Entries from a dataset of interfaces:
-----

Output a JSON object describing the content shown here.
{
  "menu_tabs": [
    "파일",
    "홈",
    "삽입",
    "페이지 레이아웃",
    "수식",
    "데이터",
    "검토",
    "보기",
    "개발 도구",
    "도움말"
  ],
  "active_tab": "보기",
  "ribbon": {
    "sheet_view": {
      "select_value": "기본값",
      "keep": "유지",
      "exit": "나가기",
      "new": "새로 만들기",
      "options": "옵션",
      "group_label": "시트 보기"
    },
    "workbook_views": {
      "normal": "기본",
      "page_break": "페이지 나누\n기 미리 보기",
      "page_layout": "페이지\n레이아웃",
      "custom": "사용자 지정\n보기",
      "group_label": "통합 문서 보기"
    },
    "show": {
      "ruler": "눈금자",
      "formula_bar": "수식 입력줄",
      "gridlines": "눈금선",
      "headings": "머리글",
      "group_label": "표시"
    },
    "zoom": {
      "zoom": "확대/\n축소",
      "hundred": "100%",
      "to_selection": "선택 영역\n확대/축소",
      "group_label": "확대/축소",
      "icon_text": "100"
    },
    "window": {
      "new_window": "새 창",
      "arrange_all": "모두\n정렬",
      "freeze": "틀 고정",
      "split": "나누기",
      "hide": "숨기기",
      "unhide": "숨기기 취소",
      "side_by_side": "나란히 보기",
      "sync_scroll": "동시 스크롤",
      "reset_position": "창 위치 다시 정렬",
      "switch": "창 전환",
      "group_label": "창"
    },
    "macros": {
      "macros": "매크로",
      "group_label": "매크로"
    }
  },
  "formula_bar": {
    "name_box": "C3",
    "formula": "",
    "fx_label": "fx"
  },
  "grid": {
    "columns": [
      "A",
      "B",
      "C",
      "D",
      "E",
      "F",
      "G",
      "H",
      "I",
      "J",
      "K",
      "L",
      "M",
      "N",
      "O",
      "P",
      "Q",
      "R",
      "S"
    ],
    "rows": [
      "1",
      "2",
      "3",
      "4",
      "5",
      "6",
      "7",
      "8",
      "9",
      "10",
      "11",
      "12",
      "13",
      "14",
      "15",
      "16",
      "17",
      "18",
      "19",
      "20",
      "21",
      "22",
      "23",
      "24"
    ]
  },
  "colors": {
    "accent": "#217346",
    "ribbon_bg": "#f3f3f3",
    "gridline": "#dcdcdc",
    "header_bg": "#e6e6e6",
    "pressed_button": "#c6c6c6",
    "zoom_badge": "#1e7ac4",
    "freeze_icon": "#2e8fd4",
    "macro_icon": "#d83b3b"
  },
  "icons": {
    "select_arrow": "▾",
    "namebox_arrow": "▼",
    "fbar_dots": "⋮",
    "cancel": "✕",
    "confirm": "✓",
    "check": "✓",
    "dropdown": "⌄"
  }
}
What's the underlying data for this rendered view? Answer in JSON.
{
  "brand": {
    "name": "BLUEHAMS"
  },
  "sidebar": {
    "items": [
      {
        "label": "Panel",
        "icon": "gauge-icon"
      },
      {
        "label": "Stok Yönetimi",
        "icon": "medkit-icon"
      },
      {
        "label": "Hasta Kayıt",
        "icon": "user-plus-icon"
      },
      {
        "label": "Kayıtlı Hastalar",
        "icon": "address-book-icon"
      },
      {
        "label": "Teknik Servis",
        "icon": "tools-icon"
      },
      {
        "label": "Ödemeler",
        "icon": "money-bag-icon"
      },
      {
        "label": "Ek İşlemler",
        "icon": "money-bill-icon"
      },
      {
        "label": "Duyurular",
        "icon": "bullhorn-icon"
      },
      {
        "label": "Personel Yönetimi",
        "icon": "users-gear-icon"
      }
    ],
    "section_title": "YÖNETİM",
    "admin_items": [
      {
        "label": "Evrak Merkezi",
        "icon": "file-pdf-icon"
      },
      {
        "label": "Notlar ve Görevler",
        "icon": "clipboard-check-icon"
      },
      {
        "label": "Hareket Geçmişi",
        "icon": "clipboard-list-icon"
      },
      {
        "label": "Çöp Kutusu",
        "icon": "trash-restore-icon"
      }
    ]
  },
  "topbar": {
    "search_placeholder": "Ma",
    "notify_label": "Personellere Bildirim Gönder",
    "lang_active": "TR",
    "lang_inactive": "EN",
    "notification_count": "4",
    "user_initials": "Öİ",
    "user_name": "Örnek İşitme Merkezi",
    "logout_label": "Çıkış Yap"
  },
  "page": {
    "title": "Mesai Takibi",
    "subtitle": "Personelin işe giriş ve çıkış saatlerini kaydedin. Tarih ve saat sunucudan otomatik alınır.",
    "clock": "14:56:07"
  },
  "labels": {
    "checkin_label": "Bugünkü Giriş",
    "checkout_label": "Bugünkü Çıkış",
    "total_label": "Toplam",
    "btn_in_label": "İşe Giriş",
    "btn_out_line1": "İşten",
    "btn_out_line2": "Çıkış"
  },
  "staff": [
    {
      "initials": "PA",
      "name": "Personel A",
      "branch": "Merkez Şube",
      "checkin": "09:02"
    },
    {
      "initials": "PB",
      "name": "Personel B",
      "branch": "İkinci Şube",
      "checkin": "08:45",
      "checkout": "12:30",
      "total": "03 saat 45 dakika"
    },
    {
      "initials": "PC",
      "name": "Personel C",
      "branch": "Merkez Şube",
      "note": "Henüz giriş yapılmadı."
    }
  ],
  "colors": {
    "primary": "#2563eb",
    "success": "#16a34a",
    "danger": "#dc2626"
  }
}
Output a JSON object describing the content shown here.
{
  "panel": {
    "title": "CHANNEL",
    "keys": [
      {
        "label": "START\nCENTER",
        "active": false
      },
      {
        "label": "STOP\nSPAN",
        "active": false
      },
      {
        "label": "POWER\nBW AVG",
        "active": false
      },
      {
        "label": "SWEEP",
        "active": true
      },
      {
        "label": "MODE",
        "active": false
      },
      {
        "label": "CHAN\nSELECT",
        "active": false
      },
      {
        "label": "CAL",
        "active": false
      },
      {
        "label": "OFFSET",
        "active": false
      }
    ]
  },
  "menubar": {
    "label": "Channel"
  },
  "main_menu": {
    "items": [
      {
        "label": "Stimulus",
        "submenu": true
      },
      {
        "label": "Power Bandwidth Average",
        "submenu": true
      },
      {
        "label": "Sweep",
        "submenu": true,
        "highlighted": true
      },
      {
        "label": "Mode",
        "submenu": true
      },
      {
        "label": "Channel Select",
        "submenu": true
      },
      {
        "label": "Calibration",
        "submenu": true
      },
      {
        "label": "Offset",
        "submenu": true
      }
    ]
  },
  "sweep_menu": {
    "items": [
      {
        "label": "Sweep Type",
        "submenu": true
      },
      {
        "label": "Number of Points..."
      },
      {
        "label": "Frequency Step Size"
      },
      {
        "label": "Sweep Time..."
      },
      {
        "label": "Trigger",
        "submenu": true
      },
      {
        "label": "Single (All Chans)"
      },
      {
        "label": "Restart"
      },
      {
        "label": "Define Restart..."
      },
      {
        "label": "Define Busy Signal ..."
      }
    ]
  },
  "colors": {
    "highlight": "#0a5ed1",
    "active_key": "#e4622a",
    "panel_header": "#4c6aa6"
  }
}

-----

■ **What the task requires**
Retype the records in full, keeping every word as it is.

■ **Reply to the exercise**
Output a JSON object describing the content shown here.
{
  "menu_tabs": [
    "파일",
    "홈",
    "삽입",
    "페이지 레이아웃",
    "수식",
    "데이터",
    "검토",
    "보기",
    "개발 도구",
    "도움말"
  ],
  "active_tab": "보기",
  "ribbon": {
    "sheet_view": {
      "select_value": "기본값",
      "keep": "유지",
      "exit": "나가기",
      "new": "새로 만들기",
      "options": "옵션",
      "group_label": "시트 보기"
    },
    "workbook_views": {
      "normal": "기본",
      "page_break": "페이지 나누\n기 미리 보기",
      "page_layout": "페이지\n레이아웃",
      "custom": "사용자 지정\n보기",
      "group_label": "통합 문서 보기"
    },
    "show": {
      "ruler": "눈금자",
      "formula_bar": "수식 입력줄",
      "gridlines": "눈금선",
      "headings": "머리글",
      "group_label": "표시"
    },
    "zoom": {
      "zoom": "확대/\n축소",
      "hundred": "100%",
      "to_selection": "선택 영역\n확대/축소",
      "group_label": "확대/축소",
      "icon_text": "100"
    },
    "window": {
      "new_window": "새 창",
      "arrange_all": "모두\n정렬",
      "freeze": "틀 고정",
      "split": "나누기",
      "hide": "숨기기",
      "unhide": "숨기기 취소",
      "side_by_side": "나란히 보기",
      "sync_scroll": "동시 스크롤",
      "reset_position": "창 위치 다시 정렬",
      "switch": "창 전환",
      "group_label": "창"
    },
    "macros": {
      "macros": "매크로",
      "group_label": "매크로"
    }
  },
  "formula_bar": {
    "name_box": "C3",
    "formula": "",
    "fx_label": "fx"
  },
  "grid": {
    "columns": [
      "A",
      "B",
      "C",
      "D",
      "E",
      "F",
      "G",
      "H",
      "I",
      "J",
      "K",
      "L",
      "M",
      "N",
      "O",
      "P",
      "Q",
      "R",
      "S"
    ],
    "rows": [
      "1",
      "2",
      "3",
      "4",
      "5",
      "6",
      "7",
      "8",
      "9",
      "10",
      "11",
      "12",
      "13",
      "14",
      "15",
      "16",
      "17",
      "18",
      "19",
      "20",
      "21",
      "22",
      "23",
      "24"
    ]
  },
  "colors": {
    "accent": "#217346",
    "ribbon_bg": "#f3f3f3",
    "gridline": "#dcdcdc",
    "header_bg": "#e6e6e6",
    "pressed_button": "#c6c6c6",
    "zoom_badge": "#1e7ac4",
    "freeze_icon": "#2e8fd4",
    "macro_icon": "#d83b3b"
  },
  "icons": {
    "select_arrow": "▾",
    "namebox_arrow": "▼",
    "fbar_dots": "⋮",
    "cancel": "✕",
    "confirm": "✓",
    "check": "✓",
    "dropdown": "⌄"
  }
}
What's the underlying data for this rendered view? Answer in JSON.
{
  "brand": {
    "name": "BLUEHAMS"
  },
  "sidebar": {
    "items": [
      {
        "label": "Panel",
        "icon": "gauge-icon"
      },
      {
        "label": "Stok Yönetimi",
        "icon": "medkit-icon"
      },
      {
        "label": "Hasta Kayıt",
        "icon": "user-plus-icon"
      },
      {
        "label": "Kayıtlı Hastalar",
        "icon": "address-book-icon"
      },
      {
        "label": "Teknik Servis",
        "icon": "tools-icon"
      },
      {
        "label": "Ödemeler",
        "icon": "money-bag-icon"
      },
      {
        "label": "Ek İşlemler",
        "icon": "money-bill-icon"
      },
      {
        "label": "Duyurular",
        "icon": "bullhorn-icon"
      },
      {
        "label": "Personel Yönetimi",
        "icon": "users-gear-icon"
      }
    ],
    "section_title": "YÖNETİM",
    "admin_items": [
      {
        "label": "Evrak Merkezi",
        "icon": "file-pdf-icon"
      },
      {
        "label": "Notlar ve Görevler",
        "icon": "clipboard-check-icon"
      },
      {
        "label": "Hareket Geçmişi",
        "icon": "clipboard-list-icon"
      },
      {
        "label": "Çöp Kutusu",
        "icon": "trash-restore-icon"
      }
    ]
  },
  "topbar": {
    "search_placeholder": "Ma",
    "notify_label": "Personellere Bildirim Gönder",
    "lang_active": "TR",
    "lang_inactive": "EN",
    "notification_count": "4",
    "user_initials": "Öİ",
    "user_name": "Örnek İşitme Merkezi",
    "logout_label": "Çıkış Yap"
  },
  "page": {
    "title": "Mesai Takibi",
    "subtitle": "Personelin işe giriş ve çıkış saatlerini kaydedin. Tarih ve saat sunucudan otomatik alınır.",
    "clock": "14:56:07"
  },
  "labels": {
    "checkin_label": "Bugünkü Giriş",
    "checkout_label": "Bugünkü Çıkış",
    "total_label": "Toplam",
    "btn_in_label": "İşe Giriş",
    "btn_out_line1": "İşten",
    "btn_out_line2": "Çıkış"
  },
  "staff": [
    {
      "initials": "PA",
      "name": "Personel A",
      "branch": "Merkez Şube",
      "checkin": "09:02"
    },
    {
      "initials": "PB",
      "name": "Personel B",
      "branch": "İkinci Şube",
      "checkin": "08:45",
      "checkout": "12:30",
      "total": "03 saat 45 dakika"
    },
    {
      "initials": "PC",
      "name": "Personel C",
      "branch": "Merkez Şube",
      "note": "Henüz giriş yapılmadı."
    }
  ],
  "colors": {
    "primary": "#2563eb",
    "success": "#16a34a",
    "danger": "#dc2626"
  }
}
Output a JSON object describing the content shown here.
{
  "panel": {
    "title": "CHANNEL",
    "keys": [
      {
        "label": "START\nCENTER",
        "active": false
      },
      {
        "label": "STOP\nSPAN",
        "active": false
      },
      {
        "label": "POWER\nBW AVG",
        "active": false
      },
      {
        "label": "SWEEP",
        "active": true
      },
      {
        "label": "MODE",
        "active": false
      },
      {
        "label": "CHAN\nSELECT",
        "active": false
      },
      {
        "label": "CAL",
        "active": false
      },
      {
        "label": "OFFSET",
        "active": false
      }
    ]
  },
  "menubar": {
    "label": "Channel"
  },
  "main_menu": {
    "items": [
      {
        "label": "Stimulus",
        "submenu": true
      },
      {
        "label": "Power Bandwidth Average",
        "submenu": true
      },
      {
        "label": "Sweep",
        "submenu": true,
        "highlighted": true
      },
      {
        "label": "Mode",
        "submenu": true
      },
      {
        "label": "Channel Select",
        "submenu": true
      },
      {
        "label": "Calibration",
        "submenu": true
      },
      {
        "label": "Offset",
        "submenu": true
      }
    ]
  },
  "sweep_menu": {
    "items": [
      {
        "label": "Sweep Type",
        "submenu": true
      },
      {
        "label": "Number of Points..."
      },
      {
        "label": "Frequency Step Size"
      },
      {
        "label": "Sweep Time..."
      },
      {
        "label": "Trigger",
        "submenu": true
      },
      {
        "label": "Single (All Chans)"
      },
      {
        "label": "Restart"
      },
      {
        "label": "Define Restart..."
      },
      {
        "label": "Define Busy Signal ..."
      }
    ]
  },
  "colors": {
    "highlight": "#0a5ed1",
    "active_key": "#e4622a",
    "panel_header": "#4c6aa6"
  }
}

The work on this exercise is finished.